🏘 Home sales fall: On Friday, we learned that the pace of existing-home sales, or the sale of previously owned homes, fell 7.2% from January to an annualized rate of 6.02 million units in February.
💰 Stock buybacks hit record high, but the level is close to average: From S&P Dow Jones Indices senior index analyst Howard Silverblatt: “Q4 2021 share repurchases were a record $270.1 billion, up 15.1% from Q3 2021’s record $234.6 billion expenditure and up 106.8% from Q4 2020’s $130.6 billion… Buybacks as a percentage of market value increased to 0.67% from 0.64% in Q3,’21 (Q2,’21 was 0.55% and Q3,’20 was 0.37%), the long-term average 0.64%.“ For more on buybacks, read this and this.
🔄 Unretirements are up: Tom Brady isn’t the only person returning to work after retiring. According to the Indeed Hiring Lab, the percentage of people who retired but subsequently went back to work has been on the rise. For more, read this.
Up the road 🛣

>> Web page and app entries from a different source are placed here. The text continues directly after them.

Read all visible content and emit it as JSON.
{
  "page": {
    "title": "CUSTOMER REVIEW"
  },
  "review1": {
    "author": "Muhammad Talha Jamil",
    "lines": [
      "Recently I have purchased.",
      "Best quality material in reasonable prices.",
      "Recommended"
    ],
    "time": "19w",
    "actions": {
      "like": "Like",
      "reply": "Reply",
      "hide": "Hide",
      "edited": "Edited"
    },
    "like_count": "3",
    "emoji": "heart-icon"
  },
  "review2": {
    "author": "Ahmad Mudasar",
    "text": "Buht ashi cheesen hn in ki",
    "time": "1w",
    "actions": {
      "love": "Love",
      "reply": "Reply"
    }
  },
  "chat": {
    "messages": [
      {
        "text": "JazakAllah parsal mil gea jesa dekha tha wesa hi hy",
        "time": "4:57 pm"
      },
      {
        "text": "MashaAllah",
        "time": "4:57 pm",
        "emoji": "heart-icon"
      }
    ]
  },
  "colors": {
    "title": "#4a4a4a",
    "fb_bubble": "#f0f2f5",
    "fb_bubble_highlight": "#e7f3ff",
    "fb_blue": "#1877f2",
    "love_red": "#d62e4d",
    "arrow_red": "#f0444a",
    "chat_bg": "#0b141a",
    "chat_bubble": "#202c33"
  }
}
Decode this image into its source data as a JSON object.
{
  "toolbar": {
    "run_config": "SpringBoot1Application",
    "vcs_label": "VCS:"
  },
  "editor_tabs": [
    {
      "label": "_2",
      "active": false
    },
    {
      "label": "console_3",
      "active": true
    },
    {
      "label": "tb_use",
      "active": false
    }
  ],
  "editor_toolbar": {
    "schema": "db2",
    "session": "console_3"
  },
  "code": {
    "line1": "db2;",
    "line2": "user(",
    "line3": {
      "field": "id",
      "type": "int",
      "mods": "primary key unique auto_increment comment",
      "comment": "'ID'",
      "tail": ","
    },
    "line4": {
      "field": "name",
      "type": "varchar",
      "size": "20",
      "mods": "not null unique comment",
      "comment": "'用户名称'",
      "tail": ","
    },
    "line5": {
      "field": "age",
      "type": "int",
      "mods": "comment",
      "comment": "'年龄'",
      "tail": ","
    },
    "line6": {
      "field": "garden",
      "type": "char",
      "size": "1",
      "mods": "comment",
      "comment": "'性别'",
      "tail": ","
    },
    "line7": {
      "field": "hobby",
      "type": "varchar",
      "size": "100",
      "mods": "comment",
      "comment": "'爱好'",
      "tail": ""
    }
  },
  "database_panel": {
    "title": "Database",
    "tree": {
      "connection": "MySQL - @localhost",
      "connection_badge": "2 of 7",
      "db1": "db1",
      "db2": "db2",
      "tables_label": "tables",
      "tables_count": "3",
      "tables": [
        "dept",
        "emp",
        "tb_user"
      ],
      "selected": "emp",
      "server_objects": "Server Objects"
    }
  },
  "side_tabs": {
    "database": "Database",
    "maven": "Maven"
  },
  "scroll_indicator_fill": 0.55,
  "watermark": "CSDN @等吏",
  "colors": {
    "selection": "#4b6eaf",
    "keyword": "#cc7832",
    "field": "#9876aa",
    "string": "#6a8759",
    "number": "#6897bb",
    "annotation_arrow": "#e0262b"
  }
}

The week comes with monthly updates on new home sales, durable goods orders, and consumer sentiment. All are critical metrics, but there’s nothing to suggest the known trends are changing. Homes have been in high demand, but shortages and rising mortgage rates could cause the market to cool. Durable goods orders have been healthy, but persistent supply chain issues have been hindering shipments. And consumer sentiment has been in the dumps because of high inflation.